Slow Burn Cowboy
The Copper Ridge series by Maisey Yates is at book seven now, but it’s been kept fresh by featuring different families who live in this rural area of Oregon. Slow Burn Cowboy is the first of four stories about the Donnelly brothers. Unfortunately the title turns out to be a little too apt – it’s not just a slow burn romance, it’s a slow moving story, with excessive dialogue and internal musings; the author could easily have cut about a third of theose musings and ramblings and ended up with essentially the same book. While the complications involved in transitioning from a friends to lovers relationship are approached realistically, a heavier hand at the editing table would have made the story more enjoyable.
Finn Donnelly has worked for several years on his grandfather’s dairy farm, the Laughing Irish. Coming from a fractured family, with a father whose infidelities resulted in three half-brothers with whom he is not close, the farm has been Finn’s bedrock. The death of his grandfather, and subsequent revelation that he and his brothers are now equal partners in the farm is a blow to his ego, as he had assumed he’d have sole responsibility for the Laughing Irish and its future. Even worse, his three brothers – Cain, Alex and Liam – have returned to Copper Ridge for their own reasons and don’t appear to be interested in Finn’s plans to buy them out. They want to claim their heritage and work the farm, too. The saving grace to Finn’s sanity is his best friend Lane.

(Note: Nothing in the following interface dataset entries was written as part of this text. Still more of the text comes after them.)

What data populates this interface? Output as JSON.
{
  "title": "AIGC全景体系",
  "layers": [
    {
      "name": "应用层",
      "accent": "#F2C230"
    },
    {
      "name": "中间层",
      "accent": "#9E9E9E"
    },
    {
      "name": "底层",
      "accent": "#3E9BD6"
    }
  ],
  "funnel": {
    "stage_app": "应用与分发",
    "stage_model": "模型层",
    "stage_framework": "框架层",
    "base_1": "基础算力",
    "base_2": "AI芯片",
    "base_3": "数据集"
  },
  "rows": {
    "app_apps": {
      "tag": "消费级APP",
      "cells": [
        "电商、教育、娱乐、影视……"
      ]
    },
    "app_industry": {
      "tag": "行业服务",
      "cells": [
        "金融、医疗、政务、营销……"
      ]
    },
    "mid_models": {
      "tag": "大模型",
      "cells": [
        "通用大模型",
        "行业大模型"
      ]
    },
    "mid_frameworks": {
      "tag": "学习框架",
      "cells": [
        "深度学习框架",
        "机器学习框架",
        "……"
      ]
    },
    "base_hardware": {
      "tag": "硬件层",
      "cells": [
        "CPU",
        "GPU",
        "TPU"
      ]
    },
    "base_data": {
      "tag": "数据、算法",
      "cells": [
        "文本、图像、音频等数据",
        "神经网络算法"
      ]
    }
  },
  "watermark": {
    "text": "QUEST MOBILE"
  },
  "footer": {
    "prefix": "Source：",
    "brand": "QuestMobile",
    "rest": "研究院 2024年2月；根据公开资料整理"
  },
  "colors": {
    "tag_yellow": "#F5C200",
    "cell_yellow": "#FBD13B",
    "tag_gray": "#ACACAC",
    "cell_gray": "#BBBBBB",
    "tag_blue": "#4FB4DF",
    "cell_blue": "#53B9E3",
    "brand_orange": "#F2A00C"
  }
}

Lane moved to Copper Ridge with her brother Mark when she was seventeen, for reasons she’s never shared with anyone. When Mark became friends with Finn, she did as well, though the difference in their ages made a romantic relationship out of the question at the time. In fact, they both got very good at ignoring any possible development in that regard and have stuck to being platonic best friends for the past ten years. Finn has wanted Lane for a long time, but he’s also carefully kept those feelings to himself, unsure of what Lane would do if he made his interest clear. Although lately, he’s sensed that Lane has started looking at him differently. The stress of his family situation combined with his frustration over the feelings he’s buried for her finally push him to act. Lane is shocked at Finn’s advances, mostly because she is also undergoing some personal turmoil of her own. Once the desire is out there though, there is no going back. They both have hesitations when it comes to committed relationships, and a friends with benefits arrangement at first seems to work for them both. But will it lead to a real future together or shatter the friendship they’ve relied on for so long?

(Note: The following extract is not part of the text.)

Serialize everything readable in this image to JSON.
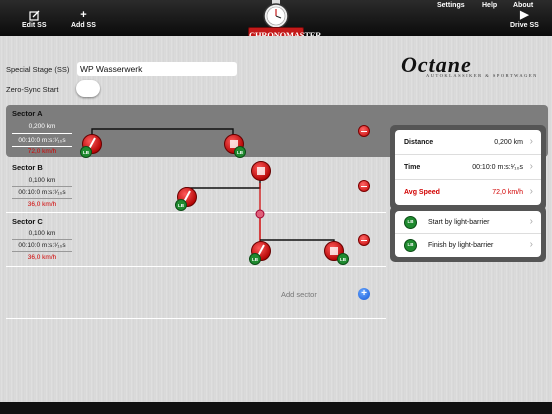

I love a good slow burn romance, where the sexual tension is thick and the heated glances, and innocent (but sizzling!) touches eventually lead to more. But I didn’t feel that here. Finn may have been secretly lusting after his best friend for years but he’s kept it so hidden that Lane never noticed a thing. Lane’s feelings about men are complicated by a failed teenaged relationship. It’s definitely not helped that her boyfriend from high school is now a successful politician, married with children, whom she sees on television. It makes her feel rather unsuccessful as the owner of a small specialty foods shop with dreams that aren’t getting off the ground. She carries a lot of guilt and resentment with her that has made it difficult to engage in any kind of meaningful relationship with another man – except for Finn. But even then, she’s always kept him at arm’s length, relying on him for practical things but not emotional and physical intimacy.
Finn forces her hand and makes her confront the past head on. Even now, as she’s starting to see him in a new light, her reaction is more annoyance and concern than desire. She actively avoids situations that make her uncomfortable, and now that she’s feeling that way around Finn, she literally runs away from him on more than one occasion. Eventually they do end up in bed together, and the love scenes are very sexy, but it sure takes a lot of effort to get there. They both have a constant internal monologue of circular arguments for why they should or shouldn’t change the status quo that gets wearing on the reader. Neither character takes the transition from friends to lovers lightly. A good portion of the story feels repetitive and this has the effect of dragging the reader along, with a sense of relief when Lane and Finn finally get to their happy ending.
Romance aside, the more interesting aspect of this story is Finn’s relationship with his three brothers. There are several scenes with them either all together or one on one with Finn where they confront the reality of how distanced they are from their separate childhood experiences. This is their chance to make up for the past, to forge new sibling bonds and build a common future. Used to having no one to rely on but himself for the farm, it’s a difficult adjustment for Finn to make. Watching their bonds grow is quite enjoyable and there is definitely enough of a tease here for Cain, Alex and Liam’s characters to make me want to read their stories, too. While Slow Burn Cowboy won’t go on my reread shelf, I found enough to like (editing issues notwithstanding) to want to continue the series.